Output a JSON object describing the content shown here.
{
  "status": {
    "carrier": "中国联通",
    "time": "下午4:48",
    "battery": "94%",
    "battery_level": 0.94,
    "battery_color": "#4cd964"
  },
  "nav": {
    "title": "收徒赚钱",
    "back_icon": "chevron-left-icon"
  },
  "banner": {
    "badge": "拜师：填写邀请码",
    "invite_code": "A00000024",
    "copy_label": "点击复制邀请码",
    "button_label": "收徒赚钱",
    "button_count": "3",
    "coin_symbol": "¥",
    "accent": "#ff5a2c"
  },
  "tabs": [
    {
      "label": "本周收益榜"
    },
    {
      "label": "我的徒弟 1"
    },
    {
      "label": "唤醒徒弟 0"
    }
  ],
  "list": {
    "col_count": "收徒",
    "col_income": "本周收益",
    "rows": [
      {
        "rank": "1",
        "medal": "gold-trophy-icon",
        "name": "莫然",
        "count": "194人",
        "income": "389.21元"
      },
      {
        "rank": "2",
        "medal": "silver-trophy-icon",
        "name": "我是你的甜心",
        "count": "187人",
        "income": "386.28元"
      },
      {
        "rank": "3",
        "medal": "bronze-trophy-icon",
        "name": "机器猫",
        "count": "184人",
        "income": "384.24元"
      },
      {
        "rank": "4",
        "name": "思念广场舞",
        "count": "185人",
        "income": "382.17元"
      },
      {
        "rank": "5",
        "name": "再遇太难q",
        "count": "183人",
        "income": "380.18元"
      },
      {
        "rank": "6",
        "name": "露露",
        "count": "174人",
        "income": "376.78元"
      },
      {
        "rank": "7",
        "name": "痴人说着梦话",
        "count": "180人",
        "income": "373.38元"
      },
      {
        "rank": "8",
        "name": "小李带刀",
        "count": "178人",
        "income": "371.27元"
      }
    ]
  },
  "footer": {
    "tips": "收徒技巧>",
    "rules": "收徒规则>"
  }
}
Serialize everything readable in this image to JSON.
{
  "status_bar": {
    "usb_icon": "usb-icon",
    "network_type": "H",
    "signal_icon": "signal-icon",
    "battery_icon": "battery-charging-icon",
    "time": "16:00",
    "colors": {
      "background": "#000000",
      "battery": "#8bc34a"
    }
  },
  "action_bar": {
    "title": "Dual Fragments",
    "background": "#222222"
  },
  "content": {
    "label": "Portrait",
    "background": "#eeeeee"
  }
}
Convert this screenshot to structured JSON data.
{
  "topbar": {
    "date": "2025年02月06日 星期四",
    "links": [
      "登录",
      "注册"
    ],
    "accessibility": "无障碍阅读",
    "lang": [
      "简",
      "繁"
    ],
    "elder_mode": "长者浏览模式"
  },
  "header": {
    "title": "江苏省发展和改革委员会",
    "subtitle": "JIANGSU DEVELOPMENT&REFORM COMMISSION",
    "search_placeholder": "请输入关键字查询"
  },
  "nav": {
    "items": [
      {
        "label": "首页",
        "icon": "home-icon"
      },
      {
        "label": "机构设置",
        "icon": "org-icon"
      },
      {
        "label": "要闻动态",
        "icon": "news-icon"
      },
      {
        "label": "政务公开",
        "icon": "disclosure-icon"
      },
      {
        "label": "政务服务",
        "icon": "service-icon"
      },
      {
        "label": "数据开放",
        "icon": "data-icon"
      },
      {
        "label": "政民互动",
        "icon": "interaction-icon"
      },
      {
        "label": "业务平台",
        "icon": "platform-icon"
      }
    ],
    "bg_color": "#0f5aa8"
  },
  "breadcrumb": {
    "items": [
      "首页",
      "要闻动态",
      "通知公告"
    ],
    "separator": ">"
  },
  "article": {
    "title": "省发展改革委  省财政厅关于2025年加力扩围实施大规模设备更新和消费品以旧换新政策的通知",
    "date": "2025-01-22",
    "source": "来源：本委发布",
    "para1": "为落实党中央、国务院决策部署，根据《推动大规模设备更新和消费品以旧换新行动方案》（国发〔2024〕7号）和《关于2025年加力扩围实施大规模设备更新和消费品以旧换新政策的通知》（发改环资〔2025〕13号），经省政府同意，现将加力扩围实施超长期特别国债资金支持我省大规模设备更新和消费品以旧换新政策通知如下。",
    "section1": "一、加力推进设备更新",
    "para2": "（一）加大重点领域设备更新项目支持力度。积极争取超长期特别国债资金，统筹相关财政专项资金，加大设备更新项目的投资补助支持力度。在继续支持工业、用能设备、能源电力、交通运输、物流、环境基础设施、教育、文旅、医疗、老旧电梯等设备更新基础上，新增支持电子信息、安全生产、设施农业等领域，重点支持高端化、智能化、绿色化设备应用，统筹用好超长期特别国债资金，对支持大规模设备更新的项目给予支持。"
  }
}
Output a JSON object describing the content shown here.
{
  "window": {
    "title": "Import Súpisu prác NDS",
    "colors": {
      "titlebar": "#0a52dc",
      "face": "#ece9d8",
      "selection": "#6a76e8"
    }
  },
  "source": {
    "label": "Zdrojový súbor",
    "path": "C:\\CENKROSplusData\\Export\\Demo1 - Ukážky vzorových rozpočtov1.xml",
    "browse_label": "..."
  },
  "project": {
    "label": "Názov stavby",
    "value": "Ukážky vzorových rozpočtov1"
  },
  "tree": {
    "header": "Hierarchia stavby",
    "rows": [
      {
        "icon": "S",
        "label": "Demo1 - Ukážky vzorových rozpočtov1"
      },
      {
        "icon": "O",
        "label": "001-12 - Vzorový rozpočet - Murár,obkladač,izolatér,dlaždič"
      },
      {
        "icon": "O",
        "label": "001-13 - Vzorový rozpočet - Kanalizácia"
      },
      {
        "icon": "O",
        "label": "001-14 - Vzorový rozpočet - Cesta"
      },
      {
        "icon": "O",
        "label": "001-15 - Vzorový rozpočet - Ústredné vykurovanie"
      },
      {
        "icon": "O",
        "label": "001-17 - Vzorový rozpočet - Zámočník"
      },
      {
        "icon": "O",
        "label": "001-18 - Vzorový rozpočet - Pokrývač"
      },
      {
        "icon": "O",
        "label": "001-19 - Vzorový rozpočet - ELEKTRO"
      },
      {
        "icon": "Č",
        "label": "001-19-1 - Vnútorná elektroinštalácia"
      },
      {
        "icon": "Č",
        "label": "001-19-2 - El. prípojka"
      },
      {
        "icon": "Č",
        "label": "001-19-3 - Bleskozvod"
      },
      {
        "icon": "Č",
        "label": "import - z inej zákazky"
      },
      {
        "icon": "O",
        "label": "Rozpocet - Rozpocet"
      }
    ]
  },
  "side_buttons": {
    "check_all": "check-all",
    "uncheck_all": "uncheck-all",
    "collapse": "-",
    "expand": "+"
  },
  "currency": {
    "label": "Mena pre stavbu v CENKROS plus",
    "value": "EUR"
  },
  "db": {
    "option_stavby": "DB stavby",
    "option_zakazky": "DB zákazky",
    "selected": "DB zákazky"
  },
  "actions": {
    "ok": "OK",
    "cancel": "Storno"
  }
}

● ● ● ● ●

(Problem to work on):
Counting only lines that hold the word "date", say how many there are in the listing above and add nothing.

(Your solution):
2